# Required work:
The answer should consist of every line in the material below that has the word "Secondary".

# Exercise input:
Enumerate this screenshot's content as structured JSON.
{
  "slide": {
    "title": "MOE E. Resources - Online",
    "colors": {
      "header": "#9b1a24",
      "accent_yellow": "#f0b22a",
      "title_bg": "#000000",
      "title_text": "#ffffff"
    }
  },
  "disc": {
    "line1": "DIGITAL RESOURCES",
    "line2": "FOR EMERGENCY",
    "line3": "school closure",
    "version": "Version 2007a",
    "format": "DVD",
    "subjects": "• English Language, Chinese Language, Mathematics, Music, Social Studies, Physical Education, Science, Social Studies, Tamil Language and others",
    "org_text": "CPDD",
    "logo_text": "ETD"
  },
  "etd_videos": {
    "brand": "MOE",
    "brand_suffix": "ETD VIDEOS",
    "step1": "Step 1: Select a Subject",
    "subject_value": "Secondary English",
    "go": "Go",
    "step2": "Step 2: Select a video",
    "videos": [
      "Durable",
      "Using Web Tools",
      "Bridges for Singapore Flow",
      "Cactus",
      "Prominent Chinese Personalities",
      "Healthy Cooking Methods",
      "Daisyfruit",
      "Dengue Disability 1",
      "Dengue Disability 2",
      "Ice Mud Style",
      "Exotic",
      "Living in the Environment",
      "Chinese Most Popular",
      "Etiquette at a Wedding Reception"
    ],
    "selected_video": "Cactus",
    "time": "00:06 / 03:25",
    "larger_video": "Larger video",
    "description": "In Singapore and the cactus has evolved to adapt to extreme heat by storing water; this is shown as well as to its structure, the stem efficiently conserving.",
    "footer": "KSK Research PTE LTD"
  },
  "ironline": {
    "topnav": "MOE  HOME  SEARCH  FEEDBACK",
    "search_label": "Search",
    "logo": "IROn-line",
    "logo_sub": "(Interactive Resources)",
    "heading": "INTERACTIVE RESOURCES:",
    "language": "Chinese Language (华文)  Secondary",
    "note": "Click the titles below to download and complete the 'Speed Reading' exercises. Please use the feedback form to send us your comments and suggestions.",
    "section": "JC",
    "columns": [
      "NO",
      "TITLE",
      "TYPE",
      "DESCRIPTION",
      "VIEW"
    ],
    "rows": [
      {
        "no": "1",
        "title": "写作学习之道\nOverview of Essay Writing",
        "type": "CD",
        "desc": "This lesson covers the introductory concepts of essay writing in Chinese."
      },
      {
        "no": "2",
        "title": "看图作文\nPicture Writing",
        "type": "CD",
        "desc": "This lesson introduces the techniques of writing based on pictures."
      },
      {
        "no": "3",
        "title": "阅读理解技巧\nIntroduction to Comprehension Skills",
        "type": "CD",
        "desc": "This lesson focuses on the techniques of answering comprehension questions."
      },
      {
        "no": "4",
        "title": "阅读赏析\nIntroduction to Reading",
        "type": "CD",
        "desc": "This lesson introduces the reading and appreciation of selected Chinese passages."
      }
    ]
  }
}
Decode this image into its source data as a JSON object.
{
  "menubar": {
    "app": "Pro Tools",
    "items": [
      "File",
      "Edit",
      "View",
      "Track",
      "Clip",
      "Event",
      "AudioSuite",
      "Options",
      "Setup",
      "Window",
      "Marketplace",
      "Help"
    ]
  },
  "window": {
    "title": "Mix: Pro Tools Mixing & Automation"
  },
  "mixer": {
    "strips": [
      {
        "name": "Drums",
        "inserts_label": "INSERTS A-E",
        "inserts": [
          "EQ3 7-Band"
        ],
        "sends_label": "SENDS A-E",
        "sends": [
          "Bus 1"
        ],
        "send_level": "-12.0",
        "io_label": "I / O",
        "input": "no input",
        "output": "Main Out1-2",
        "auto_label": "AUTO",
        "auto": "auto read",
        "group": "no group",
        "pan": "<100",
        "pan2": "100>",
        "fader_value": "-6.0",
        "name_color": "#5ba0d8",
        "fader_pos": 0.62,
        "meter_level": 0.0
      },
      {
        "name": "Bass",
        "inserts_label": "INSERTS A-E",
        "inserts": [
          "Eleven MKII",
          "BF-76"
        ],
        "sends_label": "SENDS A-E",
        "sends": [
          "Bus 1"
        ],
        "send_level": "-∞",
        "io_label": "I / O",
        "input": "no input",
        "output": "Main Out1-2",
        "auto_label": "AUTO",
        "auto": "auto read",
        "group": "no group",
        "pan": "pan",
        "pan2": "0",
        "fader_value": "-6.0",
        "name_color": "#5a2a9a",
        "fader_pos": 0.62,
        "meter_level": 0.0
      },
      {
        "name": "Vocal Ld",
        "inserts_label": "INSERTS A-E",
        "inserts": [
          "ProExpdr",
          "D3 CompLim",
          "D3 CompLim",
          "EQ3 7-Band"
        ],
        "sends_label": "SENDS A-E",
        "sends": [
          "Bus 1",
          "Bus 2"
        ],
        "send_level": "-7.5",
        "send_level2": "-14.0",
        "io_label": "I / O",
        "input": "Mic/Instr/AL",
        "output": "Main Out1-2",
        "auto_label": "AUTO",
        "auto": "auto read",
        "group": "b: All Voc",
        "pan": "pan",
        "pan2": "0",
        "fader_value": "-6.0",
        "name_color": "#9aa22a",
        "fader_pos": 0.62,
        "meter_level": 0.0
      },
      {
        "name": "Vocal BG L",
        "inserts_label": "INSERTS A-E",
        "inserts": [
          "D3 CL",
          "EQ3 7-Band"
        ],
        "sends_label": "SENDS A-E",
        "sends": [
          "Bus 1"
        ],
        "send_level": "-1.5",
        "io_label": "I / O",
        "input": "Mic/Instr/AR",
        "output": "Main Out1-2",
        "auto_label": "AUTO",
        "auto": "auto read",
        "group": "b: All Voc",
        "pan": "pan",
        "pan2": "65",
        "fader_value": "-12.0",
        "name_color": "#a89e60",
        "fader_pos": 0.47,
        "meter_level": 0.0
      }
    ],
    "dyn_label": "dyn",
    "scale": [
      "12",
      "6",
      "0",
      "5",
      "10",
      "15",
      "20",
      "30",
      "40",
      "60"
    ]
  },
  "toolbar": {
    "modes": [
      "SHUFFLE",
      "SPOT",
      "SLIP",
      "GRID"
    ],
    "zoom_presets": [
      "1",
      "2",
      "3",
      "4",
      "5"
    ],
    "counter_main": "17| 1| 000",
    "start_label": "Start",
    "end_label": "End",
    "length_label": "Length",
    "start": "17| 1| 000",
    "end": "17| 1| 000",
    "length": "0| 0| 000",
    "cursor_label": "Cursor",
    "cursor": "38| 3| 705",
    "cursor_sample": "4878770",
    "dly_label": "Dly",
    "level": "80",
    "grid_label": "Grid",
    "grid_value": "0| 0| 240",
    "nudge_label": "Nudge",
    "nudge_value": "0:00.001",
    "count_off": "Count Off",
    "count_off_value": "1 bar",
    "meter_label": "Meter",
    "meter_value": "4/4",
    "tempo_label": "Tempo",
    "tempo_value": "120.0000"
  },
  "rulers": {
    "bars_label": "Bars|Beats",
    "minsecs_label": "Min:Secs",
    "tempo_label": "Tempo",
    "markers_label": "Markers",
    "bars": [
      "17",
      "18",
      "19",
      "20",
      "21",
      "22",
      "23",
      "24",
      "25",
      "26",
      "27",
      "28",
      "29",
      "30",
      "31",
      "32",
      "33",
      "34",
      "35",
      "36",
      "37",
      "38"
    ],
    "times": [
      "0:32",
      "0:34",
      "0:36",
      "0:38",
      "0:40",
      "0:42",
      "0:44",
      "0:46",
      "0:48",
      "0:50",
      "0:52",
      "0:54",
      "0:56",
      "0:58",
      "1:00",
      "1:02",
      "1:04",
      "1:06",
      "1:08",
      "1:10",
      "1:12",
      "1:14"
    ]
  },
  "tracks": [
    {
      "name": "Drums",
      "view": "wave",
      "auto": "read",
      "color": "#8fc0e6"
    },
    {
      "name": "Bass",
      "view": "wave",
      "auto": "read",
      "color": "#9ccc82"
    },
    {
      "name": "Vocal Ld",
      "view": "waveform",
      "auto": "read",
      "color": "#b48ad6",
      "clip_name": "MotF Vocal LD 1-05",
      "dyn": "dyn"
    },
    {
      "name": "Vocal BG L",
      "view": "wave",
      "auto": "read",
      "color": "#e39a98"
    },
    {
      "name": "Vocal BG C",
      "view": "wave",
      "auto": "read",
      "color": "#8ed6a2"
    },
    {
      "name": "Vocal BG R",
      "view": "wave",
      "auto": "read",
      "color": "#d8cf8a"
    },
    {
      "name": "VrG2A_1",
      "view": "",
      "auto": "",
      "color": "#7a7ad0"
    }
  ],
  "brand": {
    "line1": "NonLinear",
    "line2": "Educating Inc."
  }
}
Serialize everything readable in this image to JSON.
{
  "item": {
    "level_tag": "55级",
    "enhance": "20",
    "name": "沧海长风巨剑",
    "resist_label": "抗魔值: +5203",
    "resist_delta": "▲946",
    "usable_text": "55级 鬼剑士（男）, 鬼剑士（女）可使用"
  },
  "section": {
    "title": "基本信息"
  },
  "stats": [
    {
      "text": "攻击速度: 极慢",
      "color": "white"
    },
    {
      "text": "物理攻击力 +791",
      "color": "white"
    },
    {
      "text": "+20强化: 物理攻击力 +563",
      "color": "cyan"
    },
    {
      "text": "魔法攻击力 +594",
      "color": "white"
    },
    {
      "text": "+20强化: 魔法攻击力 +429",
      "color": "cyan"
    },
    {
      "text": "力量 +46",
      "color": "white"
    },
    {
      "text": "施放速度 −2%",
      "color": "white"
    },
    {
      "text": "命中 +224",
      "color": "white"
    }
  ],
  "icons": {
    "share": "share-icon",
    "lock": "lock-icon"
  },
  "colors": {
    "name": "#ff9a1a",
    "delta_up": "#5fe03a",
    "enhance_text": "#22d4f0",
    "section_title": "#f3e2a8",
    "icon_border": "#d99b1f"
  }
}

# Answer box:
    "subject_value": "Secondary English",
    "language": "Chinese Language (华文)  Secondary",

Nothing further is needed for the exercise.